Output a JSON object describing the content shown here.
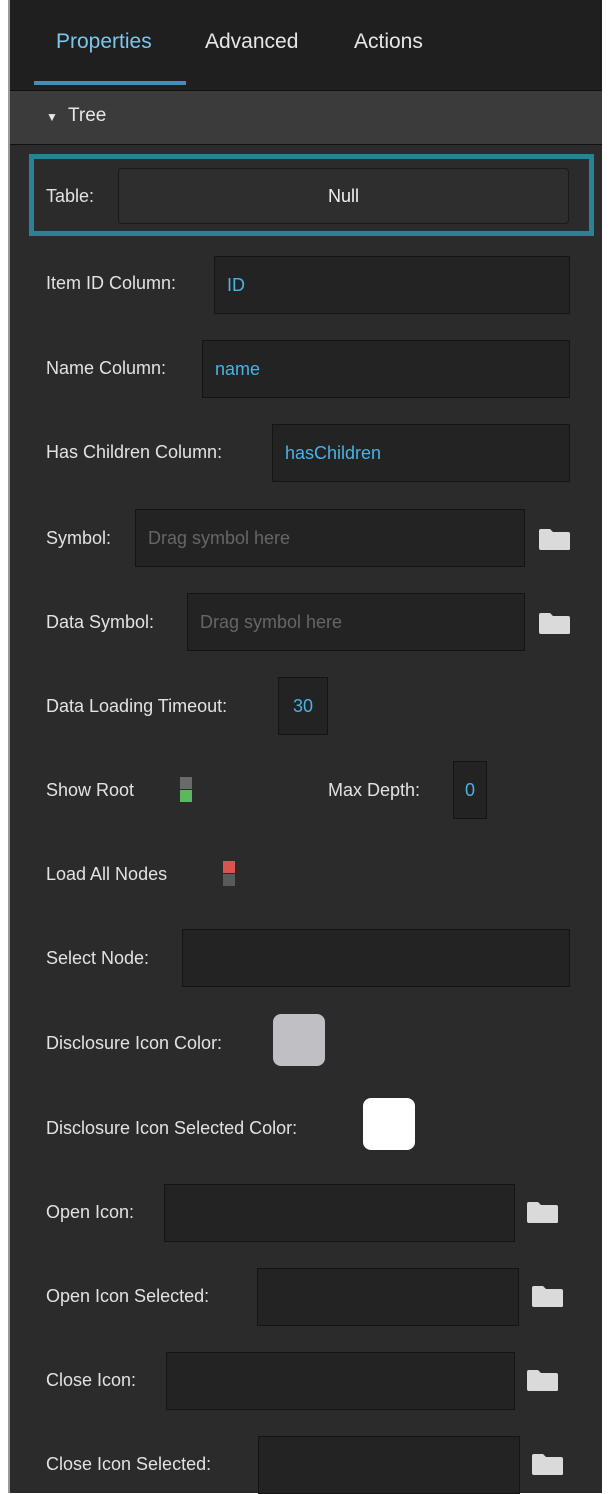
{
  "tabs": [
    {
      "label": "Properties",
      "active": true
    },
    {
      "label": "Advanced",
      "active": false
    },
    {
      "label": "Actions",
      "active": false
    }
  ],
  "section": {
    "arrow": "▼",
    "title": "Tree"
  },
  "fields": {
    "table": {
      "label": "Table:",
      "value": "Null"
    },
    "item_id_column": {
      "label": "Item ID Column:",
      "value": "ID"
    },
    "name_column": {
      "label": "Name Column:",
      "value": "name"
    },
    "has_children_column": {
      "label": "Has Children Column:",
      "value": "hasChildren"
    },
    "symbol": {
      "label": "Symbol:",
      "placeholder": "Drag symbol here",
      "icon": "folder-icon"
    },
    "data_symbol": {
      "label": "Data Symbol:",
      "placeholder": "Drag symbol here",
      "icon": "folder-icon"
    },
    "data_loading_timeout": {
      "label": "Data Loading Timeout:",
      "value": "30"
    },
    "show_root": {
      "label": "Show Root",
      "enabled": true,
      "color": "#5cb85c"
    },
    "max_depth": {
      "label": "Max Depth:",
      "value": "0"
    },
    "load_all_nodes": {
      "label": "Load All Nodes",
      "enabled": false,
      "color": "#d9534f"
    },
    "select_node": {
      "label": "Select Node:",
      "value": ""
    },
    "disclosure_icon_color": {
      "label": "Disclosure Icon Color:",
      "color": "#c0c0c4"
    },
    "disclosure_icon_selected_color": {
      "label": "Disclosure Icon Selected Color:",
      "color": "#ffffff"
    },
    "open_icon": {
      "label": "Open Icon:",
      "value": "",
      "icon": "folder-icon"
    },
    "open_icon_selected": {
      "label": "Open Icon Selected:",
      "value": "",
      "icon": "folder-icon"
    },
    "close_icon": {
      "label": "Close Icon:",
      "value": "",
      "icon": "folder-icon"
    },
    "close_icon_selected": {
      "label": "Close Icon Selected:",
      "value": "",
      "icon": "folder-icon"
    }
  },
  "colors": {
    "accent": "#7dc6ea",
    "value_text": "#47b3e6",
    "highlight_border": "#2a8296"
  }
}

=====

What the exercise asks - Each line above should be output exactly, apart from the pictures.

Response to this exercise -
Output a JSON object describing the content shown here.
{
  "tabs": [
    {
      "label": "Properties",
      "active": true
    },
    {
      "label": "Advanced",
      "active": false
    },
    {
      "label": "Actions",
      "active": false
    }
  ],
  "section": {
    "arrow": "▼",
    "title": "Tree"
  },
  "fields": {
    "table": {
      "label": "Table:",
      "value": "Null"
    },
    "item_id_column": {
      "label": "Item ID Column:",
      "value": "ID"
    },
    "name_column": {
      "label": "Name Column:",
      "value": "name"
    },
    "has_children_column": {
      "label": "Has Children Column:",
      "value": "hasChildren"
    },
    "symbol": {
      "label": "Symbol:",
      "placeholder": "Drag symbol here",
      "icon": "folder-icon"
    },
    "data_symbol": {
      "label": "Data Symbol:",
      "placeholder": "Drag symbol here",
      "icon": "folder-icon"
    },
    "data_loading_timeout": {
      "label": "Data Loading Timeout:",
      "value": "30"
    },
    "show_root": {
      "label": "Show Root",
      "enabled": true,
      "color": "#5cb85c"
    },
    "max_depth": {
      "label": "Max Depth:",
      "value": "0"
    },
    "load_all_nodes": {
      "label": "Load All Nodes",
      "enabled": false,
      "color": "#d9534f"
    },
    "select_node": {
      "label": "Select Node:",
      "value": ""
    },
    "disclosure_icon_color": {
      "label": "Disclosure Icon Color:",
      "color": "#c0c0c4"
    },
    "disclosure_icon_selected_color": {
      "label": "Disclosure Icon Selected Color:",
      "color": "#ffffff"
    },
    "open_icon": {
      "label": "Open Icon:",
      "value": "",
      "icon": "folder-icon"
    },
    "open_icon_selected": {
      "label": "Open Icon Selected:",
      "value": "",
      "icon": "folder-icon"
    },
    "close_icon": {
      "label": "Close Icon:",
      "value": "",
      "icon": "folder-icon"
    },
    "close_icon_selected": {
      "label": "Close Icon Selected:",
      "value": "",
      "icon": "folder-icon"
    }
  },
  "colors": {
    "accent": "#7dc6ea",
    "value_text": "#47b3e6",
    "highlight_border": "#2a8296"
  }
}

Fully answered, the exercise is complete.